by Diane Raptosh

I'd been enjoying a duet
between the tufts

and driftless juttings
of the outer world

and a show
of images within,

waiting behind a line
of cars at the On the Fly Gas Station,

when finally it was my turn
to drift from my Corolla

and press
the levered nozzle

in its sugar hole.
I had found

beside my right
front tire, going

slightly bald, a 1978 dime,
one red plastic fork tine,

and a thinning globule
of car oil.

I had gone back,

to my final year
in high school

when my father was alive
and the future

floated like a set
of scare quotes.

The washing wand
worked its several rows—

sponged the windshield,
sluiced the rearview—

and I crooned some Gordon Lightfoot
in my father's honor.

When it was time
to pay, I stepped inside

the station, humming
a bar from Carefree Highway.

The TV-Adam's apple
troughed and peaked,

repeating state truths.
"True words end;

lies extend," suggested
that East African proverb

I had stored in a distant chink
in Mind's glove compartment.

I cranked up
the radio: Beyoncé's

placed on vocal rest
to mark her birthday.

Warplanes drop
chlorine bombs on Aleppo.

Today the Tao
has muscled up 35 points.

Diane Raptosh's fourth book of poetry American Amnesiac (Etruscan Press) was longlisted for the 2013 National Book Award and was a finalist for the Housatonic Book Award.

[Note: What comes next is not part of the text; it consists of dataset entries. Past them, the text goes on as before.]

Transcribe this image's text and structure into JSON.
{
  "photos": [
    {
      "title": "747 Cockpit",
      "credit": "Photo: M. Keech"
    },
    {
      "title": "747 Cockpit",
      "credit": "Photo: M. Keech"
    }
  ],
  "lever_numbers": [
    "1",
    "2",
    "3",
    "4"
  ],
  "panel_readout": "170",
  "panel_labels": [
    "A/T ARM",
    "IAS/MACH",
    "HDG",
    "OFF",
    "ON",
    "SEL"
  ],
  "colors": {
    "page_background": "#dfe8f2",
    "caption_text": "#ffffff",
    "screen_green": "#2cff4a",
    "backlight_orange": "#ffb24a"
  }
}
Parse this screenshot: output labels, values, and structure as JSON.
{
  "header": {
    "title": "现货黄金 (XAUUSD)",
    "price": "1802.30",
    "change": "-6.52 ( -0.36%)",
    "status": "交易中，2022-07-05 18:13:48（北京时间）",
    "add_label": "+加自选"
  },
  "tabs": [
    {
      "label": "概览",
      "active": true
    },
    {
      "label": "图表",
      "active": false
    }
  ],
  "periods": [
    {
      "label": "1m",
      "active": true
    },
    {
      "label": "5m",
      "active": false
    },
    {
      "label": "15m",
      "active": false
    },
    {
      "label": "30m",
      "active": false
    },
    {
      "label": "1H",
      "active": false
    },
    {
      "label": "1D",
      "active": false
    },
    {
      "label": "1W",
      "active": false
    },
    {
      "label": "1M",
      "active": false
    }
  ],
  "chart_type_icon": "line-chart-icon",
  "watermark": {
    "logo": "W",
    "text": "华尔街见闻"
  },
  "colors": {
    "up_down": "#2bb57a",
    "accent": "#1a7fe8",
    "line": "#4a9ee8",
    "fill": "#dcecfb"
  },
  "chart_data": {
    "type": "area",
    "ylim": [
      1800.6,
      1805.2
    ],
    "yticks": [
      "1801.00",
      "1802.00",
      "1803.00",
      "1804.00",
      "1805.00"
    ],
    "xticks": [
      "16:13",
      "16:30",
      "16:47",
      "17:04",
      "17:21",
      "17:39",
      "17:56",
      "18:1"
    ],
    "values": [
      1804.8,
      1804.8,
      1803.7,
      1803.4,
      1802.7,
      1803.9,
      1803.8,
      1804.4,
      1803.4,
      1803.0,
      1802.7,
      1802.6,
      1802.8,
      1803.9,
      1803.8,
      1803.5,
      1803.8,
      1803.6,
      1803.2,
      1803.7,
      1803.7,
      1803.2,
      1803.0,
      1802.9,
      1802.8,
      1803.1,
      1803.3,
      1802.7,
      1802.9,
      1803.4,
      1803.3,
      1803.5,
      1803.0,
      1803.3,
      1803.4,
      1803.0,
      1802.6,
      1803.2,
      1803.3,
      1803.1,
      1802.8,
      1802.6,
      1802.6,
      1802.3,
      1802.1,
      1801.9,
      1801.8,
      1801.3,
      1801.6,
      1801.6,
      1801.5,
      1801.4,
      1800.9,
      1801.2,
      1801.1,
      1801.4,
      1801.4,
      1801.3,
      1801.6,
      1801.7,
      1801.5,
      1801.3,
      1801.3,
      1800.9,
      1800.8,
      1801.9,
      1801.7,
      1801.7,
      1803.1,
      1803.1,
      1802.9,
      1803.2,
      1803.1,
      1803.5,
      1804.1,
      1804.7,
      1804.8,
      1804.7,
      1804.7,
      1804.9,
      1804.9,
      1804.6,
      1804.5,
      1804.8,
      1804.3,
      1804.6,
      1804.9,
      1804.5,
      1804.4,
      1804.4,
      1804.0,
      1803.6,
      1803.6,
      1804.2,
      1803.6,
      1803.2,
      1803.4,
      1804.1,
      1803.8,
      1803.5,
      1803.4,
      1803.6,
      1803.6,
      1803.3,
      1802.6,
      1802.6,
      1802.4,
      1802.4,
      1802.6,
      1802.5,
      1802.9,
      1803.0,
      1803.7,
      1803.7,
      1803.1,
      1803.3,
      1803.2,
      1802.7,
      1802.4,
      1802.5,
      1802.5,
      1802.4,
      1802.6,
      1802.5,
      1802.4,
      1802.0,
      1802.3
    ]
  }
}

The recipient of three fellowships in literature from the Idaho Commission on the Arts, she served as the Boise Poet Laureate (2013) as well as the Idaho Writer-in-Residence (2013-2016). She teaches writing and directs the program in Criminal Justice Studies at The College of Idaho.